- TASK OBJECTIVE: Across the whole listing, how many lines hold the word "name"? Reply with the number by itself.

- EXERCISE DATA:
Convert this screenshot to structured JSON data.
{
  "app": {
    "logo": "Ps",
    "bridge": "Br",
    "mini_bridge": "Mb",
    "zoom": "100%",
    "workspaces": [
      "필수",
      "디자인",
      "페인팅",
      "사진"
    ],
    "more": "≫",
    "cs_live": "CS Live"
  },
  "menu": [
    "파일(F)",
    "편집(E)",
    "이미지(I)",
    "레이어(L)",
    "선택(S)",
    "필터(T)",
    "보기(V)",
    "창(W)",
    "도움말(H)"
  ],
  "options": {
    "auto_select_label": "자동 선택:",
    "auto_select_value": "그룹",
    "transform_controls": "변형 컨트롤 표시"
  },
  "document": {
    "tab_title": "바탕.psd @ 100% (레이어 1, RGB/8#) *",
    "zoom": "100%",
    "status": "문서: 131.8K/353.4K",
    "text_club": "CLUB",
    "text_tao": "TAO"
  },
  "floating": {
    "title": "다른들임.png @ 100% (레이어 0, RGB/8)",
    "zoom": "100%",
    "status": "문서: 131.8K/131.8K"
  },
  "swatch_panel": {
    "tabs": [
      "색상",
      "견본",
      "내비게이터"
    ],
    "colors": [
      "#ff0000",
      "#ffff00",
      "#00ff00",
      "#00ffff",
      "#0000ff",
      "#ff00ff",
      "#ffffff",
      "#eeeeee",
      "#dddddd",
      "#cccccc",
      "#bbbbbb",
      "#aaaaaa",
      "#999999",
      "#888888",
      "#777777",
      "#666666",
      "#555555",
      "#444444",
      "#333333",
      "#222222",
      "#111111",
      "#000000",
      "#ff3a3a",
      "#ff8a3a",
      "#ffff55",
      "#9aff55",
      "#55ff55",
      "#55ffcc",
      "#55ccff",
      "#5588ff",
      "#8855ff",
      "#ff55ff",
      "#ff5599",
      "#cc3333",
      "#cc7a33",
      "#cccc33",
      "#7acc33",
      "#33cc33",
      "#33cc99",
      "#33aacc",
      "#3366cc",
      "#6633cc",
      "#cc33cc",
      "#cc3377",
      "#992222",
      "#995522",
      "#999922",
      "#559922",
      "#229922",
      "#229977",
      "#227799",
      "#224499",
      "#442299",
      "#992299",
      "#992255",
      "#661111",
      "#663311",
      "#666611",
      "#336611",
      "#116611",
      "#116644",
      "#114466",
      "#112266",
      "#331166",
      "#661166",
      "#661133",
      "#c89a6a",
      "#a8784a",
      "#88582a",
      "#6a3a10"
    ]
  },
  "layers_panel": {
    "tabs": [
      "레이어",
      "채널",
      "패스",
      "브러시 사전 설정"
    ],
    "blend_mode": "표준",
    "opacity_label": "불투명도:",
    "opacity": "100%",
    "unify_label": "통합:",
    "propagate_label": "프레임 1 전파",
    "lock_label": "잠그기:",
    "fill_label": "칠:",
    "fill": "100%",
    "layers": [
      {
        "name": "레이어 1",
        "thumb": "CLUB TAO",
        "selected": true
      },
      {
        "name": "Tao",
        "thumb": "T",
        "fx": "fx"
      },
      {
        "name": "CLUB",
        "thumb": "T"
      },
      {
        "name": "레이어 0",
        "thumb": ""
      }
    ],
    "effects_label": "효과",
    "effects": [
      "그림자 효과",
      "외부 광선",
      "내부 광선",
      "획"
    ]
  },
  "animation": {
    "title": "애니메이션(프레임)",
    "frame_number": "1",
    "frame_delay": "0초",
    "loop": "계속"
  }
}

- ANSWER BOX: 4